Intentionally or unintentionally withholding fluids and food from a nursing home resident can quickly lead to dehydration and malnutrition, both forms of elder neglect. If you believe that your family member's death in a nursing home is linked to the facility's failure to adequately provide for their dietary needs, you may consider filing a wrongful death lawsuit against the nursing home.
Medical Errors and Inadequate Care
Nursing home facilities are notoriously understaffed with high turnover rates. Staff shortages and inexperienced caretakers create an environment ripe for abuse and neglect. Preventable medical errors may also occur when the staff-to-patient ratio is too high. These inadequate standards for resident care are completely avoidable under better conditions. Signs that your family member's death may have been caused by a medical error or inadequate care include:
- Immobile residents left in their rooms for hours at a time
- Failure to notify a trained medical professional of a potential health emergency
- Failure to regularly bathe a resident and change their clothing and bedding
- Failure to adequately provide food or water
- Failure to treat injuries and illnesses, which resulted in bedsores, sepsis, and death
Lack of Fall Prevention

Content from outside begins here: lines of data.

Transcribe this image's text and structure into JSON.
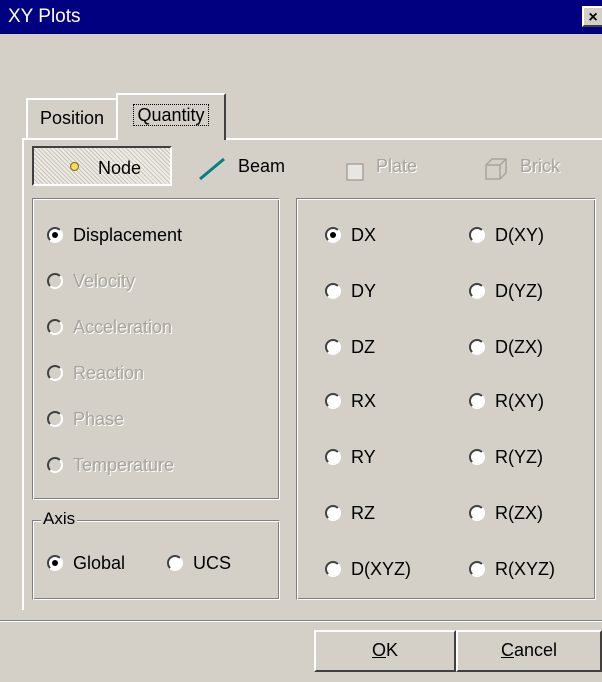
{
  "window": {
    "title": "XY Plots",
    "close_glyph": "×"
  },
  "tabs": [
    {
      "label": "Position",
      "active": false
    },
    {
      "label": "Quantity",
      "active": true
    }
  ],
  "element_types": [
    {
      "label": "Node",
      "icon": "node-dot-icon",
      "selected": true,
      "enabled": true
    },
    {
      "label": "Beam",
      "icon": "beam-line-icon",
      "selected": false,
      "enabled": true
    },
    {
      "label": "Plate",
      "icon": "plate-square-icon",
      "selected": false,
      "enabled": false
    },
    {
      "label": "Brick",
      "icon": "brick-cube-icon",
      "selected": false,
      "enabled": false
    }
  ],
  "quantity": {
    "options": [
      {
        "label": "Displacement",
        "checked": true,
        "enabled": true
      },
      {
        "label": "Velocity",
        "checked": false,
        "enabled": false
      },
      {
        "label": "Acceleration",
        "checked": false,
        "enabled": false
      },
      {
        "label": "Reaction",
        "checked": false,
        "enabled": false
      },
      {
        "label": "Phase",
        "checked": false,
        "enabled": false
      },
      {
        "label": "Temperature",
        "checked": false,
        "enabled": false
      }
    ]
  },
  "axis": {
    "legend": "Axis",
    "options": [
      {
        "label": "Global",
        "checked": true
      },
      {
        "label": "UCS",
        "checked": false
      }
    ]
  },
  "components": {
    "left": [
      "DX",
      "DY",
      "DZ",
      "RX",
      "RY",
      "RZ",
      "D(XYZ)"
    ],
    "right": [
      "D(XY)",
      "D(YZ)",
      "D(ZX)",
      "R(XY)",
      "R(YZ)",
      "R(ZX)",
      "R(XYZ)"
    ],
    "selected": "DX"
  },
  "buttons": {
    "ok": {
      "mnemonic": "O",
      "rest": "K"
    },
    "cancel": {
      "mnemonic": "C",
      "rest": "ancel"
    }
  },
  "colors": {
    "title_bar": "#000080",
    "face": "#d4d0c8",
    "beam_icon": "#008080",
    "disabled_text": "#a8a49c"
  }
}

Elderly residents are susceptible to slips and falls while attempting to stand, get out of bed, or use the restroom on their own. Residential nursing facilities are required to have preventative measures in place to avoid patient injury. Nursing home negligence cases may focus on a facility's failure to:
- Answer a resident's call light for long periods of time, resulting in unnecessary falls
- Assist the resident while they stood, transferred surfaces, or used the restroom
- Use a gait belt or other assistive device
- Replace the bed guardrail on a resident's bed
- Remove hazards such as cords or standing water on the floor
Essential Evidence for a Solid Nursing Home Death Claim
When suing a nursing home for wrongful death, the plaintiff carries the burden of proof to present evidence that supports the claim. Nursing homes have an inherent obligation to provide for their residents' care and safety.
Any evidence you present to the court will need to demonstrate that the liable parties either negligently or intentionally did not provide for the resident's well-being and that the facility's failure to do so led to the person's death. Here are some examples of evidence you may be asked to provide:
- Medical records
- Photos of the deceased's injuries
- Photos or videos of the conditions inside the nursing home
- Videos of abuse
- Articles of the deceased's clothing
- Witness statements
- Documentation of communication with the nursing home
- A timeline of dates and events leading to the resident's death
Average Nursing Home Wrongful Death Settlement Amount
The average financial compensation awarded to family members of the deceased person in nursing home lawsuit settlements in the United States is between $400,000 and $600,000, although damages may be much higher.
The largest nursing home settlement to date is $13 million, awarded to the survivors of a retired judge. The patient's nursing home failed to provide him life-saving antibiotics for an infection that caused a fatal injury.
Who gets the money in a wrongful death lawsuit is a matter of law. Those individuals eligible to file a wrongful death claim or survival action are the same ones who can receive compensation. This typically means surviving spouses, children, and parents of the deceased.
Pursue Legal Action for Wrongful Death With Our Expert Team of Lawyers
If you're considering filing a wrongful death lawsuit against a nursing home on behalf of a deceased family member who suffered abuse or neglect, the attorneys at McEldrew Purtell can help. Our Philadelphia-based trial lawyers have recovered billions of dollars for injury victims and their families. We handle most litigation on a contingency fee basis, which means that we don’t get paid if we don’t win your case. Contact us today.